>>Can you post a picture of the toy storage unit you put back together? Still wondering how you keep all the games, toys and supplies organized and accessible in a limited space.<<
The most helpful thing I’ve found for keeping toys organized in a limited space is getting rid of what you don’t really get a lot of use or benefit from.
A while back I went through all of our toys. Most of what we brought with us to Israel was board games and learning manipulatives but it’s amazing how easy it is to accumulate stuff! I began to take note of which toys my children played with most, and no surprise, I once again saw the 80/20 rule in effect.
In this case that rule means that 20 percent of toys will be played with 80 percent of the time, and 80 percent of toys will be played with just 20 percent of the time. And that means, that your space is mostly taken up with toys your kids rarely use! If you can figure out what is getting the most use and significantly scale down the rest, you’re on your way to an organized play space!
I took note of what toys they used the most, and began a big giveaway pile of all the rest. This cut down on the storage space needed quite a bit! I strongly recommend that everyone go through this process; not only does it help you keep your house cleaner, but more importantly, it helps the kids get more enjoyment from what they have.

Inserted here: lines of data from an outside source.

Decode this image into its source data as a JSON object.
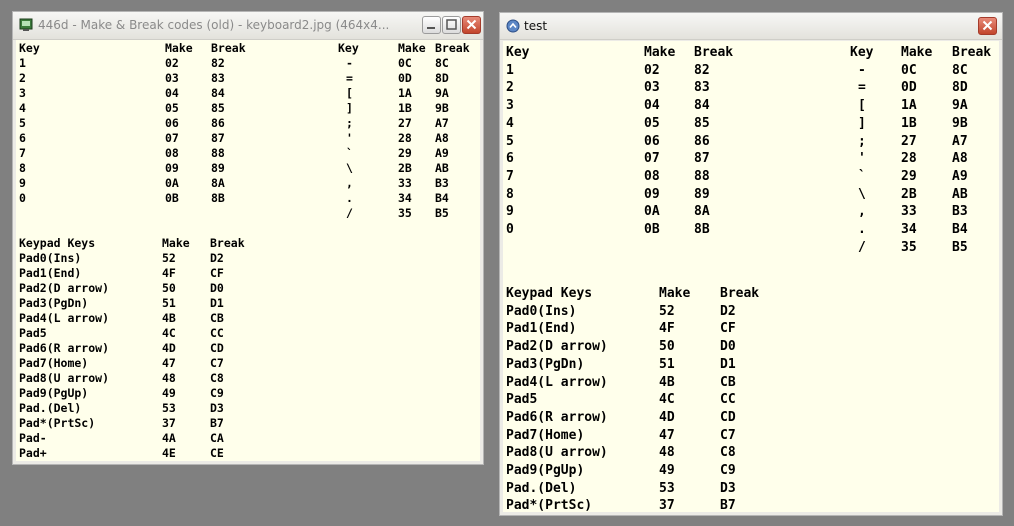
{
  "window1": {
    "title": "446d - Make & Break codes (old)  - keyboard2.jpg (464x4...",
    "icon": "app-icon",
    "buttons": [
      "minimize-icon",
      "maximize-icon",
      "close-icon"
    ]
  },
  "window2": {
    "title": "test",
    "icon": "app-icon",
    "buttons": [
      "close-icon"
    ]
  },
  "main_headers": [
    "Key",
    "Make",
    "Break"
  ],
  "main_rows": [
    [
      "1",
      "02",
      "82"
    ],
    [
      "2",
      "03",
      "83"
    ],
    [
      "3",
      "04",
      "84"
    ],
    [
      "4",
      "05",
      "85"
    ],
    [
      "5",
      "06",
      "86"
    ],
    [
      "6",
      "07",
      "87"
    ],
    [
      "7",
      "08",
      "88"
    ],
    [
      "8",
      "09",
      "89"
    ],
    [
      "9",
      "0A",
      "8A"
    ],
    [
      "0",
      "0B",
      "8B"
    ]
  ],
  "symbol_headers": [
    "Key",
    "Make",
    "Break"
  ],
  "symbol_rows": [
    [
      "-",
      "0C",
      "8C"
    ],
    [
      "=",
      "0D",
      "8D"
    ],
    [
      "[",
      "1A",
      "9A"
    ],
    [
      "]",
      "1B",
      "9B"
    ],
    [
      ";",
      "27",
      "A7"
    ],
    [
      "'",
      "28",
      "A8"
    ],
    [
      "`",
      "29",
      "A9"
    ],
    [
      "\\",
      "2B",
      "AB"
    ],
    [
      ",",
      "33",
      "B3"
    ],
    [
      ".",
      "34",
      "B4"
    ],
    [
      "/",
      "35",
      "B5"
    ]
  ],
  "keypad_headers": [
    "Keypad Keys",
    "Make",
    "Break"
  ],
  "keypad_rows": [
    [
      "Pad0(Ins)",
      "52",
      "D2"
    ],
    [
      "Pad1(End)",
      "4F",
      "CF"
    ],
    [
      "Pad2(D arrow)",
      "50",
      "D0"
    ],
    [
      "Pad3(PgDn)",
      "51",
      "D1"
    ],
    [
      "Pad4(L arrow)",
      "4B",
      "CB"
    ],
    [
      "Pad5",
      "4C",
      "CC"
    ],
    [
      "Pad6(R arrow)",
      "4D",
      "CD"
    ],
    [
      "Pad7(Home)",
      "47",
      "C7"
    ],
    [
      "Pad8(U arrow)",
      "48",
      "C8"
    ],
    [
      "Pad9(PgUp)",
      "49",
      "C9"
    ],
    [
      "Pad.(Del)",
      "53",
      "D3"
    ],
    [
      "Pad*(PrtSc)",
      "37",
      "B7"
    ],
    [
      "Pad-",
      "4A",
      "CA"
    ],
    [
      "Pad+",
      "4E",
      "CE"
    ]
  ]
}
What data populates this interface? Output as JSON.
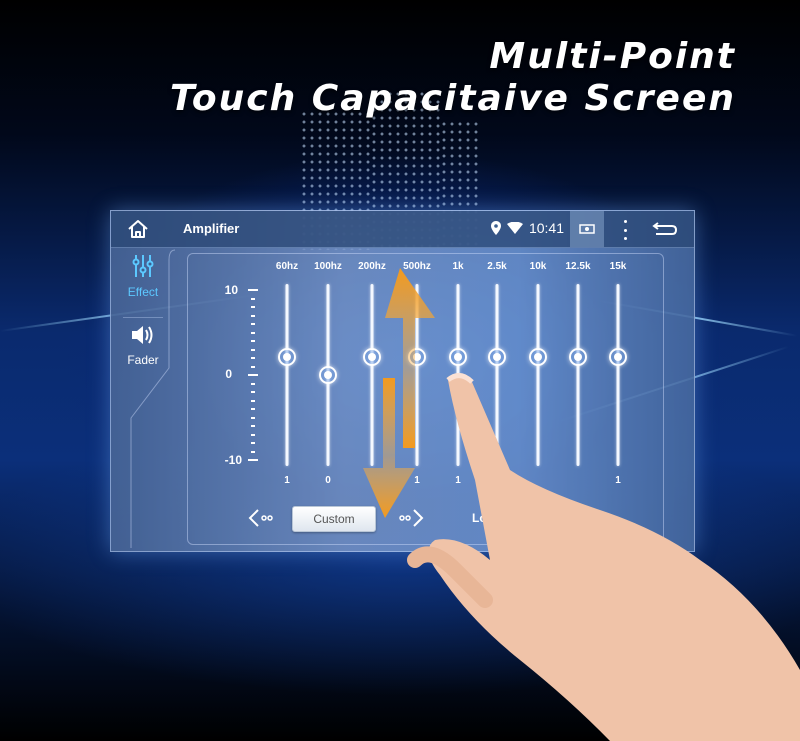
{
  "headline": {
    "line1": "Multi-Point",
    "line2": "Touch Capacitaive Screen"
  },
  "topbar": {
    "home_icon": "home-icon",
    "title": "Amplifier",
    "location_icon": "location-pin-icon",
    "wifi_icon": "wifi-icon",
    "time": "10:41",
    "screenshot_icon": "screenshot-icon",
    "menu_icon": "more-vert-icon",
    "back_icon": "back-icon"
  },
  "sidebar": {
    "items": [
      {
        "label": "Effect",
        "icon": "equalizer-icon",
        "active": true
      },
      {
        "label": "Fader",
        "icon": "speaker-icon",
        "active": false
      }
    ]
  },
  "equalizer": {
    "scale": {
      "max": "10",
      "mid": "0",
      "min": "-10"
    },
    "range": [
      -10,
      10
    ],
    "bands": [
      {
        "label": "60hz",
        "value": 1,
        "value_label": "1"
      },
      {
        "label": "100hz",
        "value": 0,
        "value_label": "0"
      },
      {
        "label": "200hz",
        "value": 1,
        "value_label": ""
      },
      {
        "label": "500hz",
        "value": 1,
        "value_label": "1"
      },
      {
        "label": "1k",
        "value": 1,
        "value_label": "1"
      },
      {
        "label": "2.5k",
        "value": 1,
        "value_label": ""
      },
      {
        "label": "10k",
        "value": 1,
        "value_label": ""
      },
      {
        "label": "12.5k",
        "value": 1,
        "value_label": ""
      },
      {
        "label": "15k",
        "value": 1,
        "value_label": "1"
      }
    ],
    "preset": "Custom",
    "loudness_label": "Lou"
  },
  "colors": {
    "accent": "#5cc8ff",
    "arrow": "#f39a1e"
  }
}
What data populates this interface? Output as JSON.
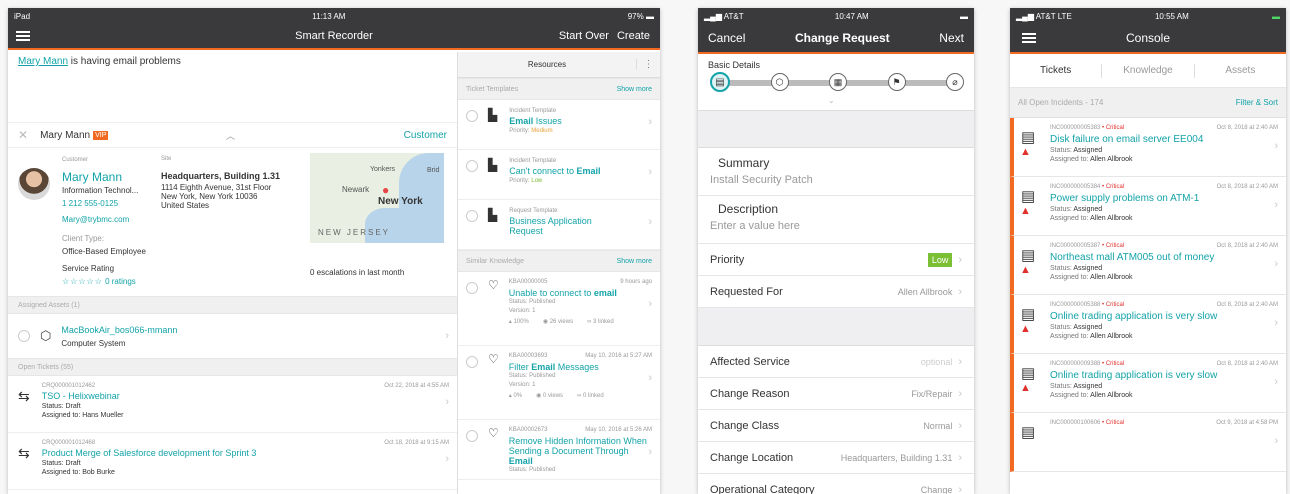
{
  "ipad": {
    "status": {
      "carrier": "iPad",
      "time": "11:13 AM",
      "battery": "97%"
    },
    "nav": {
      "title": "Smart Recorder",
      "start_over": "Start Over",
      "create": "Create"
    },
    "description": {
      "link_name": "Mary Mann",
      "text": " is having email problems"
    },
    "customer_bar": {
      "name": "Mary Mann",
      "vip": "VIP",
      "customer_label": "Customer"
    },
    "customer": {
      "label": "Customer",
      "name": "Mary Mann",
      "org": "Information Technol...",
      "phone": "1 212 555-0125",
      "email": "Mary@trybmc.com",
      "client_type_label": "Client Type:",
      "client_type": "Office-Based Employee",
      "service_rating_label": "Service Rating",
      "stars": "☆☆☆☆☆",
      "ratings": "0 ratings"
    },
    "site": {
      "label": "Site",
      "name": "Headquarters, Building 1.31",
      "addr1": "1114 Eighth Avenue, 31st Floor",
      "addr2": "New York, New York 10036",
      "addr3": "United States"
    },
    "map": {
      "l1": "Yonkers",
      "l2": "Newark",
      "l3": "New York",
      "l4": "NEW JERSEY",
      "l5": "Brid"
    },
    "escalations": "0 escalations in last month",
    "assets": {
      "header": "Assigned Assets (1)",
      "name": "MacBookAir_bos066-mmann",
      "type": "Computer System"
    },
    "tickets": {
      "header": "Open Tickets (55)",
      "items": [
        {
          "id": "CRQ000001012462",
          "title": "TSO - Helixwebinar",
          "status": "Status: Draft",
          "assigned": "Assigned to: Hans Mueller",
          "date": "Oct 22, 2018 at 4:55 AM"
        },
        {
          "id": "CRQ000001012468",
          "title": "Product Merge of Salesforce development for Sprint 3",
          "status": "Status: Draft",
          "assigned": "Assigned to: Bob Burke",
          "date": "Oct 18, 2018 at 9:15 AM"
        }
      ]
    },
    "resources": {
      "title": "Resources",
      "more": "⋮",
      "templates_header": "Ticket Templates",
      "show_more": "Show more",
      "templates": [
        {
          "kind": "Incident Template",
          "title_a": "Email",
          "title_b": " Issues",
          "priority_label": "Priority: ",
          "priority": "Medium",
          "pcolor": "#e8a13a"
        },
        {
          "kind": "Incident Template",
          "title_a": "Can't connect to ",
          "title_b": "Email",
          "priority_label": "Priority: ",
          "priority": "Low",
          "pcolor": "#7bbf35"
        },
        {
          "kind": "Request Template",
          "title_a": "Business Application",
          "title_b": "Request",
          "priority_label": "",
          "priority": "",
          "pcolor": "#999"
        }
      ],
      "knowledge_header": "Similar Knowledge",
      "knowledge_more": "Show more",
      "knowledge": [
        {
          "id": "KBA00000005",
          "date": "9 hours ago",
          "title_a": "Unable to connect to ",
          "title_b": "email",
          "status": "Status: Published",
          "version": "Version: 1",
          "m1": "100%",
          "m2": "26 views",
          "m3": "3 linked"
        },
        {
          "id": "KBA00003693",
          "date": "May 10, 2016 at 5:27 AM",
          "title_a": "Filter ",
          "title_b": "Email",
          "title_c": " Messages",
          "status": "Status: Published",
          "version": "Version: 1",
          "m1": "0%",
          "m2": "0 views",
          "m3": "0 linked"
        },
        {
          "id": "KBA00002673",
          "date": "May 10, 2016 at 5:26 AM",
          "title_a": "Remove Hidden Information When Sending a Document Through ",
          "title_b": "Email",
          "status": "Status: Published"
        }
      ]
    }
  },
  "phone1": {
    "status": {
      "carrier": "AT&T",
      "time": "10:47 AM"
    },
    "nav": {
      "cancel": "Cancel",
      "title": "Change Request",
      "next": "Next"
    },
    "basic_details": "Basic Details",
    "summary_label": "Summary",
    "summary_value": "Install Security Patch",
    "description_label": "Description",
    "description_placeholder": "Enter a value here",
    "fields": [
      {
        "label": "Priority",
        "value": "Low"
      },
      {
        "label": "Requested For",
        "value": "Allen Allbrook"
      }
    ],
    "fields2": [
      {
        "label": "Affected Service",
        "value": "optional"
      },
      {
        "label": "Change Reason",
        "value": "Fix/Repair"
      },
      {
        "label": "Change Class",
        "value": "Normal"
      },
      {
        "label": "Change Location",
        "value": "Headquarters, Building 1.31"
      },
      {
        "label": "Operational Category",
        "value": "Change"
      }
    ]
  },
  "phone2": {
    "status": {
      "carrier": "AT&T  LTE",
      "time": "10:55 AM"
    },
    "nav": {
      "title": "Console"
    },
    "tabs": [
      "Tickets",
      "Knowledge",
      "Assets"
    ],
    "filter_label": "All Open Incidents - 174",
    "filter_sort": "Filter & Sort",
    "incidents": [
      {
        "id": "INC000000005383",
        "sev": "Critical",
        "date": "Oct 8, 2018 at 2:40 AM",
        "title": "Disk failure on email server EE004",
        "status": "Assigned",
        "assigned": "Allen Allbrook"
      },
      {
        "id": "INC000000005384",
        "sev": "Critical",
        "date": "Oct 8, 2018 at 2:40 AM",
        "title": "Power supply problems on ATM-1",
        "status": "Assigned",
        "assigned": "Allen Allbrook"
      },
      {
        "id": "INC000000005387",
        "sev": "Critical",
        "date": "Oct 8, 2018 at 2:40 AM",
        "title": "Northeast mall ATM005 out of money",
        "status": "Assigned",
        "assigned": "Allen Allbrook"
      },
      {
        "id": "INC000000005388",
        "sev": "Critical",
        "date": "Oct 8, 2018 at 2:40 AM",
        "title": "Online trading application is very slow",
        "status": "Assigned",
        "assigned": "Allen Allbrook"
      },
      {
        "id": "INC000000009388",
        "sev": "Critical",
        "date": "Oct 8, 2018 at 2:40 AM",
        "title": "Online trading application is very slow",
        "status": "Assigned",
        "assigned": "Allen Allbrook"
      },
      {
        "id": "INC000000100606",
        "sev": "Critical",
        "date": "Oct 9, 2018 at 4:58 PM",
        "title": "",
        "status": "",
        "assigned": ""
      }
    ],
    "status_prefix": "Status: ",
    "assigned_prefix": "Assigned to: ",
    "sep": " • "
  },
  "colors": {
    "accent": "#f26a21",
    "teal": "#13a3a8",
    "nav": "#3a3a3c",
    "critical": "#e1312c"
  }
}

It allows them to focus without the distraction of Most of our learning manipulatives fall into the category of being used 20 percent of the time, but these are worth keeping around for when we do use them.
Here’s the cabinet that I use for toy storage – it has two internal shelves and two drawers.
We keep the games and puzzles on the shelves inside – the games to the right are smaller boxes and there’s another pile behind each of those.
This drawer is for Yirmiyahu’s toys.
The bottom drawer is where I now keep the printer and laminator, which were taking up prime space by being kept out all the time. I tend to use them heavily all at once and then not at all for long periods of time, so it makes more sense to take them out when I need them than to leave them out all the time.
By putting the printer and laminator in a drawer, it makes space on top for things that I want to keep visible and easy to access – learning manipulatives and several more toys.
For those who are wondering what kind of manipulatives are included, here you go!
Left to right – pattern blocks (2 boxes), base ten blocks, cuisenaire rods, assortment of mostly card games, flash cards, tangrams (2 boxes); bottom left – geoboard, 100 number tiles, word cards with plastic letters, dominoes, teddy bear counters.
We have several boxes of toys that we keep in the closet opposite this cabinet. (Bottom, l – r – Lincoln Logs, Legos; top l – r – Morphun blocks, toy animals; tall box is a ball and stick construction activity).
Below you can see the wagon of building blocks for young children, next to it a huge box of building blocks for somewhat bigger children (and next to that a couple of toys the kids found being given away).
Our boys love building toys – it’s what they use 80 percent of the time – and this is where I invest most of my storage space and money.
Last year someone gave us a starter set of Duplo blocks, Lincoln Logs and Mega Bloks, and this is what my boys would play with every single morning. The only problem was that there are three of them and there just wasn’t enough for them to play together so there was usually some kind of conflict. When I cleaned out all the toys that weren’t getting much use, I determined that if I had an opportunity, I would add on to these toys that already got so much use rather than get more kinds of toys.
Now, eight months after that decision, I’m amazed at how the opportunities to add to the toys that mattered most to them have all somehow come around!
A friend was clearing out her toys, and I bought a mega blocks wagon and blocks from her. That doubled our collection of these building blocks for young children.
Then, someone else was downsizing her toy collection and was selling Lincoln Logs, so naturally I bought that! And that doubled our Lincoln Log collection.
The other two toys I wanted to get more of were Duplo block and Legos – Duplo because we didn’t have that much, Lego because they were ready for the challenge of more detailed building but we had only a sprinkling that my kids found being given away. But both of these were really expensive and here in Israel, the price is double buying them in the US. Not happening.
In the winter my mom traveled to the US and asked what the kids would like. I told her if she wanted to get them Lego, they’d love it! She was able to find some great smaller sets on clearance at Walmart.; my in-laws also got them a mid sized set.
I also ordered a Duplo compatible block made in Canada that was half the price (Unico), and my mom brought back a box of them. I was so happy with these that I wanted to get more, but they’re bulky and it’s not the kind of thing you can ask anyone but your mother to bring for you. :)
Then this spring a blog reader told me she was coming and would be able to bring things for us. I ordered two more boxes of Unico blocks (thank you, SH!) and this was the best money spent ever. They play with this all of the time, and there’s plenty for them to all play together even when friends come over.
Organizing things in this way has helped us maximize our space and keep clutter at bay. I hope you find some of these ideas helpful in your home!